The city’s cherry trees saw their peak bloom on March 20, according to the National Park Service (NPS), but the District’s authorities are discouraging the public from traveling to the Tidal Basin to avoid the risk of possible coronavirus exposure.
For those who opt for staying home for their safety and are still willing to enjoy this beauty, there is a tool available: The Bloom Cam, which provides you with a real-time view of the popular areas in D.C.
The cherry trees are officially at peak bloom! For a spectacular live look at the Tidal Basin ringed in white and pink, check out the new #BloomCam, courtesy of our friends @TheNationalMall and @CherryBlossFest. Look in any time at https://t.co/vBYY3Qgj4d. #BloomWatch pic.twitter.com/PRsyOJ2Xdv
— National Mall NPS (@NationalMallNPS) March 20, 2020
“Washington D.C.’s cherry blossoms signal the arrival of spring and symbolize hope, renewal, and friendship. With fewer visitors expected to see the blooming cherry trees in person this year, the Trust for the National Mall along with its partners, the National Park Service and The National Cherry Blossom Festival, are bringing the beloved and blooming Cherry Trees to YOU during their ‘peak bloom’ time, so that you can enjoy them this season from the comfort of your home or wherever you are around the world!” a statement from the Trust for the National Mall said.
Live camera feed changes views every five minutes, so you may need to refresh the page if you can’t see the live-stream.

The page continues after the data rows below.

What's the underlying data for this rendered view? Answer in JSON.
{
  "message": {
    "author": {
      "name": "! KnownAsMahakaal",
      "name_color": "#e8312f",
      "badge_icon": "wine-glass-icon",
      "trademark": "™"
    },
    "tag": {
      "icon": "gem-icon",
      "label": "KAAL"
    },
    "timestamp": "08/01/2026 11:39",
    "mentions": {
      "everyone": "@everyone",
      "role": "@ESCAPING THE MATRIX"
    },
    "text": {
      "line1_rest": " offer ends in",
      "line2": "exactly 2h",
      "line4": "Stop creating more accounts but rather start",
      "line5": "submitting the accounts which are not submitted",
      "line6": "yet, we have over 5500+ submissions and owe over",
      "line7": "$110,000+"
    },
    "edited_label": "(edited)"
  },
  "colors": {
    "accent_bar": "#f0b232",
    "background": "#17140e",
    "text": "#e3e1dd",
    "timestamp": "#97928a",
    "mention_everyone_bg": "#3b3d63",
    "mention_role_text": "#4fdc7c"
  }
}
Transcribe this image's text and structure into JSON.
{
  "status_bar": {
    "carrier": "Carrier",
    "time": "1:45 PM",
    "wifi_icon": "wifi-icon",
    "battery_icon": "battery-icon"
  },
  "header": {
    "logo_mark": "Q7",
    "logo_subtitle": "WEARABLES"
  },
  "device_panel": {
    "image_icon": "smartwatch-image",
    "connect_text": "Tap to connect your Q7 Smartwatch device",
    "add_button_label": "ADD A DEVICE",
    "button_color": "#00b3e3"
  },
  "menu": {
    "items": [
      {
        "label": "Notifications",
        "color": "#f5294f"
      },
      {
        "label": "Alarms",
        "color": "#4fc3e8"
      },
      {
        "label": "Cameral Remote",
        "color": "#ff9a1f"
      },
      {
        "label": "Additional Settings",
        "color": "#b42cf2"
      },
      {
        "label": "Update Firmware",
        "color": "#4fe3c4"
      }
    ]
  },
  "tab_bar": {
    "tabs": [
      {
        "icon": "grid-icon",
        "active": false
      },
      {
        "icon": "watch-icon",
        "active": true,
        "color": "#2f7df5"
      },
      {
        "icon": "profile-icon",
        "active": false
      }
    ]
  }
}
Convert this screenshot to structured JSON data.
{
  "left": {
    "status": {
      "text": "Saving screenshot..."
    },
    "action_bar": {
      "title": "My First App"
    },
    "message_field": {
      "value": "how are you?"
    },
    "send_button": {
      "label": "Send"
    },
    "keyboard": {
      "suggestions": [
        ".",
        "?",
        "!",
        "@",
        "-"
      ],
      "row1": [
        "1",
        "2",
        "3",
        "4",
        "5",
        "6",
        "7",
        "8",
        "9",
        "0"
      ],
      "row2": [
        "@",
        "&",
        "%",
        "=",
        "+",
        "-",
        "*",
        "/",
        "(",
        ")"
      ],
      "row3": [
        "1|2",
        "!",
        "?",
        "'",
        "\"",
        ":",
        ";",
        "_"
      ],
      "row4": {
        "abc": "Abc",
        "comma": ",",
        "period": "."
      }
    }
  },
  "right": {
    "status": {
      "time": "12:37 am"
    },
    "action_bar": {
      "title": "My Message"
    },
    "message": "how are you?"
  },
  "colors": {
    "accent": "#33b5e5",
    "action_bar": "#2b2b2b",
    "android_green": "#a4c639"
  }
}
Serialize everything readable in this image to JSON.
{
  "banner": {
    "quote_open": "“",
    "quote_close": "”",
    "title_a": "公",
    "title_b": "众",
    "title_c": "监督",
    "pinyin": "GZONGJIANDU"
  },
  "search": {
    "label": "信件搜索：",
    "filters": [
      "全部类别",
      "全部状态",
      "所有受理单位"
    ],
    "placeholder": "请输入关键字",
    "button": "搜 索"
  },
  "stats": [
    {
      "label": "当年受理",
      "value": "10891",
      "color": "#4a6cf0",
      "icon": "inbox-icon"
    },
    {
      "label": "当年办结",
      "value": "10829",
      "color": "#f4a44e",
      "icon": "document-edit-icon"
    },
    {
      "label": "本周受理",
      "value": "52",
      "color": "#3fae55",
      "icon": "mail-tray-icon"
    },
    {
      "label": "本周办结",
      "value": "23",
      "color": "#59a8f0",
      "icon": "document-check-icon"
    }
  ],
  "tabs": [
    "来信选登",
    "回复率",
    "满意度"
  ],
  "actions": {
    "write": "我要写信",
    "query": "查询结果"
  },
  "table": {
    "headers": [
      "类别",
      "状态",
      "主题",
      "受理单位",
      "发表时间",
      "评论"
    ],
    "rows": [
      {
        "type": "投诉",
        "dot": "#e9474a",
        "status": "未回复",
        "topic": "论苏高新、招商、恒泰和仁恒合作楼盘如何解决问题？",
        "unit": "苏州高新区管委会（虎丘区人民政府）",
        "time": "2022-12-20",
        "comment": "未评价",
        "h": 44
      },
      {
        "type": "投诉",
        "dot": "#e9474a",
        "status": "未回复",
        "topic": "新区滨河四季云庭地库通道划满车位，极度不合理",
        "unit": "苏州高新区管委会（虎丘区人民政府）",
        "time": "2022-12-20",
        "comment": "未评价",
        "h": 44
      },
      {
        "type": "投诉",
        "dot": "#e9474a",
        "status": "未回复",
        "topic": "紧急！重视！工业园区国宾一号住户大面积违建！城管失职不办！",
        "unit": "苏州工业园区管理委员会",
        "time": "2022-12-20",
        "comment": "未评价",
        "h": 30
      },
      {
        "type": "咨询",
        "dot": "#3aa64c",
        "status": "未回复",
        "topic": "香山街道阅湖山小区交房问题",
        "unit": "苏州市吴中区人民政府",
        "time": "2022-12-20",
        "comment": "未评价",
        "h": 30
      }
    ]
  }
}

Earlier this week, Metro announced that it decided to close the Smithsonian and Arlington Cemetery stations, beginning March 19 to reduce non-essential visits to view the cherry blossoms in the Tidal Basin area.
— Metro (@wmata) March 19, 2020
Peak bloom date is known as the day when 70 percent of the cherry blossoms are open. It changes every year depending on weather conditions. The most likely time is between the last week of March and the first week of April.